The fur (q.v.) of this rodent was prized by the ancient Peruvians, who made coverlets and other articles with the skin, and at the present day the skins are exported in large numbers to Europe, where they are made into muffs, tippets and trimmings.
Widely distributed in North America, the best come from Canada, are costly and are used for military caps, boas, muffs, trimmings, carriage rugs and coachmen's capes, and the fur wears exceedingly well.
Used for muffs, trimmings, boas, and carriage 1 The measurements given are from nose to root of tail of average large sizes after the dressing process, which has a shrinking tendency.
Used for collars, cuffs, boas, muffs, trimmings, coat linings and carriage aprons, and is of a most durable nature, in addition to having a rich and good appearance.
Used for ladies' coats, stoles, muffs, hats and trimmings.
Used for cloak linings, stoles, muffs and trimmings, also for embellishment of British state, parliamentary and legal robes.
The tails are almost black and make up most handsomely into trimmings, muffs, &c. Tails worked separately in these forms are as rich and fine and more durable than any other fur suitable for a like purpose.
The flanks are usually cut off and made into muffs and stoles.
Astrachan, Shiraz and Bokharan lambs, size 22 by 9 in., are of a coarser, looser curl, and chiefly used for coat linings, while the Persians are used for outside of garments, collars, cuffs, stoles, muffs, hats and trimmings and gloves.
The best are the pale bluish greys, and are chiefly used for ladies' coats, stoles, muffs and hats.
The tails when split into two or three, with small strips of narrow tape so as to separate the otherwise dense fur, formerly made very handsome sets of trimmings, ties and muffs, and the probabilities are, as with other fashions, such use will have its period of revival.

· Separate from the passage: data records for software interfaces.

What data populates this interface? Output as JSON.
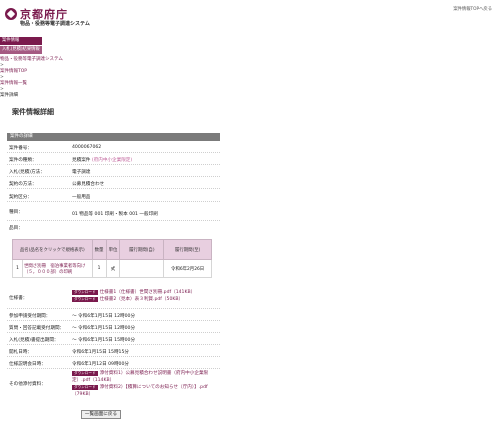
{
  "header": {
    "logo_text": "京都府庁",
    "system_title": "物品・役務等電子調達システム",
    "top_link": "案件情報TOPへ戻る"
  },
  "nav": {
    "items": [
      "案件情報",
      "入札(見積)結果情報"
    ]
  },
  "breadcrumb": {
    "home": "物品・役務等電子調達システム",
    "sep": ">",
    "top": "案件情報TOP",
    "list": "案件情報一覧",
    "current": "案件詳細"
  },
  "page_title": "案件情報詳細",
  "section_title": "案件の詳細",
  "details": {
    "case_no_label": "案件番号：",
    "case_no": "4000067062",
    "case_type_label": "案件の種類：",
    "case_type": "見積案件",
    "case_type_link": "(府内中小企業限定)",
    "method_label": "入札(見積)方法：",
    "method": "電子調達",
    "contract_label": "契約の方法：",
    "contract": "公募見積合わせ",
    "category_label": "契約区分：",
    "category": "一般用品",
    "type_label": "種目：",
    "type": "01 物品等 001 印刷・製本 001 一般印刷",
    "product_label": "品目："
  },
  "items_table": {
    "headers": [
      "品名(品名をクリックで規格表示)",
      "数量",
      "単位",
      "履行期間(自)",
      "履行期間(至)"
    ],
    "rows": [
      {
        "no": "1",
        "name": "世間さ別冊　宿泊事業者等向け（５，０００部）の印刷",
        "qty": "1",
        "unit": "式",
        "from": "",
        "to": "令和6年2月26日"
      }
    ]
  },
  "specs": {
    "label": "仕様書：",
    "badge": "ダウンロード",
    "files": [
      "仕様書1（仕様書）世間さ別冊.pdf（141KB）",
      "仕様書2（見本）表３利賀.pdf（50KB）"
    ]
  },
  "schedule": [
    {
      "label": "参加申請受付期間：",
      "value": "〜 令和6年1月15日 12時00分"
    },
    {
      "label": "質問・回答記載受付期間：",
      "value": "〜 令和6年1月15日 12時00分"
    },
    {
      "label": "入札(見積)書提出期間：",
      "value": "〜 令和6年1月15日 15時00分"
    },
    {
      "label": "開札日時：",
      "value": "令和6年1月15日 15時15分"
    },
    {
      "label": "仕様説明会日時：",
      "value": "令和6年1月12日 09時00分"
    }
  ],
  "other": {
    "label": "その他添付資料：",
    "badge": "ダウンロード",
    "files": [
      "添付資料1）公募見積合わせ説明書（府内中小企業限定）.pdf（114KB）",
      "添付資料2）【積算についてのお知らせ（庁内）】.pdf（79KB）"
    ]
  },
  "back_button": "一覧画面に戻る"
}
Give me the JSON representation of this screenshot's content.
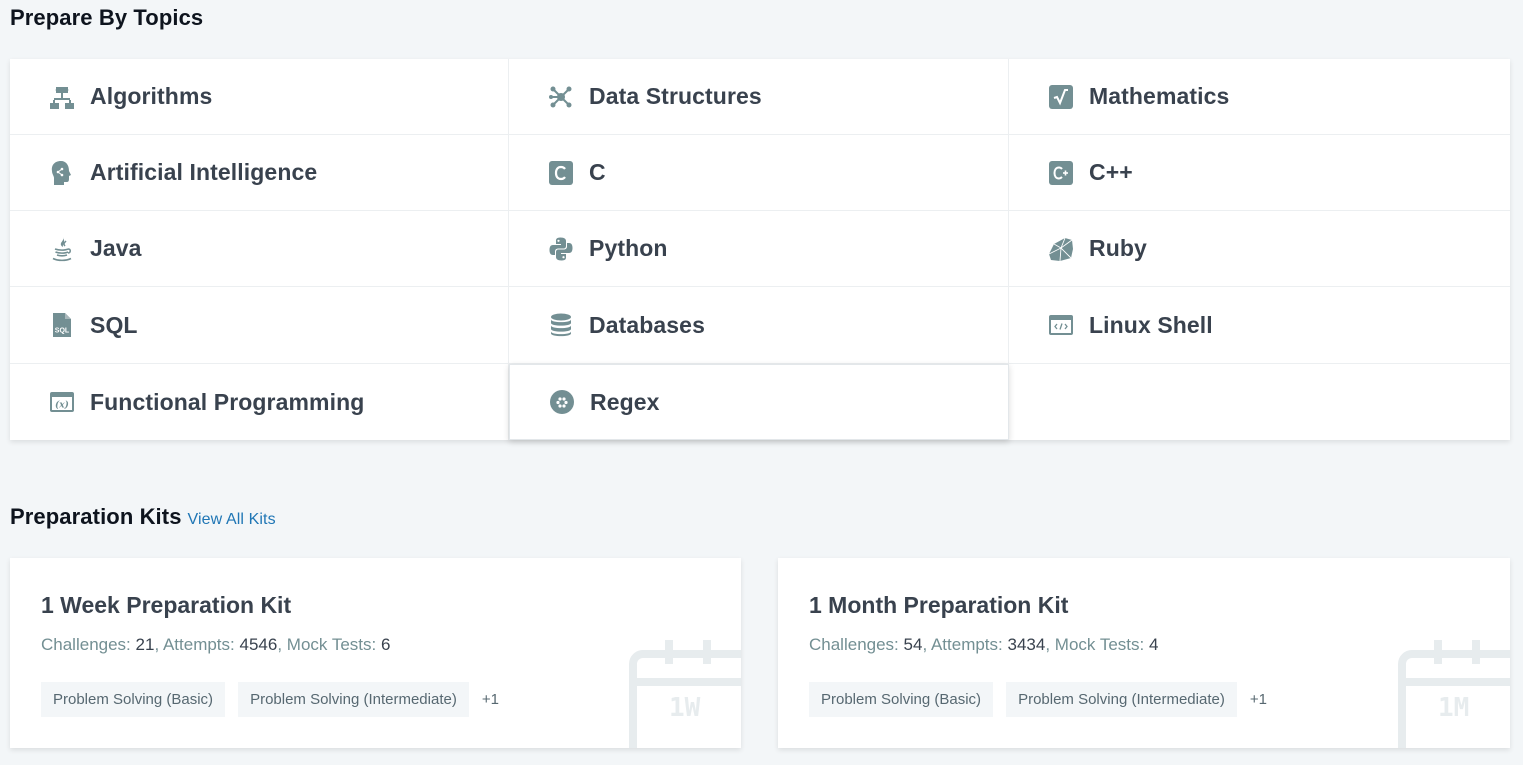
{
  "topics_section": {
    "title": "Prepare By Topics",
    "topics": [
      {
        "label": "Algorithms",
        "icon": "algorithms-icon"
      },
      {
        "label": "Data Structures",
        "icon": "data-structures-icon"
      },
      {
        "label": "Mathematics",
        "icon": "mathematics-icon"
      },
      {
        "label": "Artificial Intelligence",
        "icon": "artificial-intelligence-icon"
      },
      {
        "label": "C",
        "icon": "c-icon"
      },
      {
        "label": "C++",
        "icon": "cpp-icon"
      },
      {
        "label": "Java",
        "icon": "java-icon"
      },
      {
        "label": "Python",
        "icon": "python-icon"
      },
      {
        "label": "Ruby",
        "icon": "ruby-icon"
      },
      {
        "label": "SQL",
        "icon": "sql-icon"
      },
      {
        "label": "Databases",
        "icon": "databases-icon"
      },
      {
        "label": "Linux Shell",
        "icon": "linux-shell-icon"
      },
      {
        "label": "Functional Programming",
        "icon": "functional-programming-icon"
      },
      {
        "label": "Regex",
        "icon": "regex-icon"
      }
    ]
  },
  "kits_section": {
    "title": "Preparation Kits",
    "view_all_label": "View All Kits",
    "kits": [
      {
        "title": "1 Week Preparation Kit",
        "challenges_label": "Challenges:",
        "challenges": "21",
        "attempts_label": "Attempts:",
        "attempts": "4546",
        "mock_tests_label": "Mock Tests:",
        "mock_tests": "6",
        "tags": [
          "Problem Solving (Basic)",
          "Problem Solving (Intermediate)"
        ],
        "more": "+1",
        "calendar_text": "1W"
      },
      {
        "title": "1 Month Preparation Kit",
        "challenges_label": "Challenges:",
        "challenges": "54",
        "attempts_label": "Attempts:",
        "attempts": "3434",
        "mock_tests_label": "Mock Tests:",
        "mock_tests": "4",
        "tags": [
          "Problem Solving (Basic)",
          "Problem Solving (Intermediate)"
        ],
        "more": "+1",
        "calendar_text": "1M"
      }
    ]
  },
  "colors": {
    "background": "#f3f6f8",
    "heading": "#0e141e",
    "text": "#39424e",
    "muted": "#738f93",
    "icon": "#738f93",
    "link": "#1f76b5",
    "tag_bg": "#f3f6f8"
  }
}
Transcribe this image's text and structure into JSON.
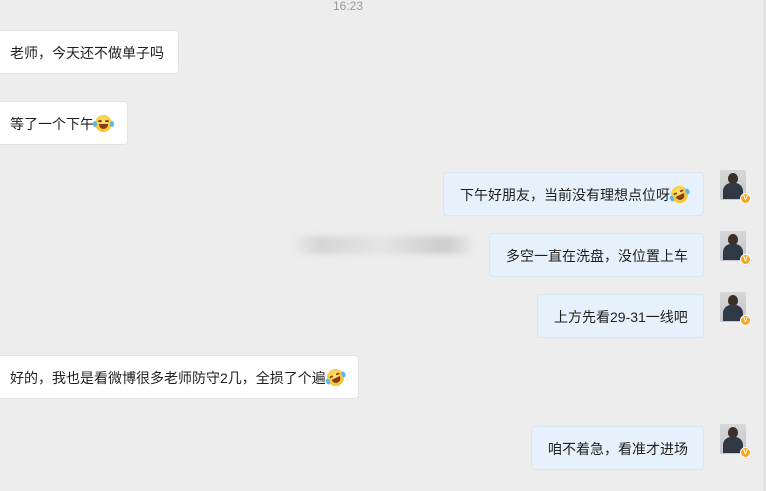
{
  "conversation": {
    "timestamp": "16:23",
    "messages": [
      {
        "id": "m1",
        "side": "in",
        "text": "老师，今天还不做单子吗",
        "emoji": null
      },
      {
        "id": "m2",
        "side": "in",
        "text": "等了一个下午",
        "emoji": "laughing-tears"
      },
      {
        "id": "m3",
        "side": "out",
        "text": "下午好朋友，当前没有理想点位呀",
        "emoji": "rolling-laughing"
      },
      {
        "id": "m4",
        "side": "out",
        "text": "多空一直在洗盘，没位置上车",
        "emoji": null
      },
      {
        "id": "m5",
        "side": "out",
        "text": "上方先看29-31一线吧",
        "emoji": null
      },
      {
        "id": "m6",
        "side": "in",
        "text": "好的，我也是看微博很多老师防守2几，全损了个遍",
        "emoji": "rolling-laughing"
      },
      {
        "id": "m7",
        "side": "out",
        "text": "咱不着急，看准才进场",
        "emoji": null
      }
    ]
  },
  "avatar": {
    "badge": "V",
    "badge_color": "#f5a623"
  },
  "colors": {
    "background": "#ededed",
    "incoming_bubble": "#ffffff",
    "outgoing_bubble": "#e6f1fb"
  }
}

It is dyed for the cheap trade for boas and muffs, but it is not an attractive fur at the best of times.
Skins of a pale bluish tone are generally used in their natural state for stoles, boas and muffs, but the less clear coloured skins are dyed in beautiful shades similar in density to the dark and valuable sables from Russia, and are the most effective skins that can be purchased at a reasonable price.
The skins were in 1850 very fashionable in England for stoles, muffs and trimmings, and in America also as recently as 1890.
They are excellent for men's coat linings and the outside of ladies' coats, for stoles, muffs, collars and cuffs.
Formerly the fur was only used for hatters' felt, but with the rise in prices of furs these skins have been more carefully removed and-with improved dressing, unhairing and silvering processes-the best provides a very effective and suitable fur for ladies' coats, capes, stoles, muffs, hats and gloves, while the lower qualities make very useful, light-weighted and inexpensive linings for men's or women's driving coats.
About 1870 in England it was dyed dark brown or black and used for boas, muffs and trimmings, but until recently has been neglected on the continent.
Their fur is pretty, warm and as yet inexpensive, and is useful for rugs, coat linings, stoles, muffs, trimmings and perambulator aprons.
The skins are not obtained in any numbers, but being brought over by travellers as curiosities and used for muffs, collars and cuffs, &c., they are included here for reference.
The very finest skins are chiefly used for stoles and muffs, and the general run for coachmen's capes and carriage rugs, which are very handsome when the tails, which are marked with rings of dark and light fur alternately, are left on.
The worst coloured skins are dyed black or brown and are used for British military busbies, or caps, st(des, boas, muffs and coachmen's capes.
The fur is excellent for stoles, boas, collars, cuffs, muffs and trimmings.
The best skins also provide excellent material for coats, capes, stoles, ties, collars, cuffs, gloves, muffs, hoods and light-weight carriage aprons.
They are excellent for trimmings of evening mantles and for children's ties, muffs and perambulator aprons.
The best are a species of raccoon usually sold as fox, and, being of close long quality of fur, they are serviceable for boas, collars, muffs and carriage aprons.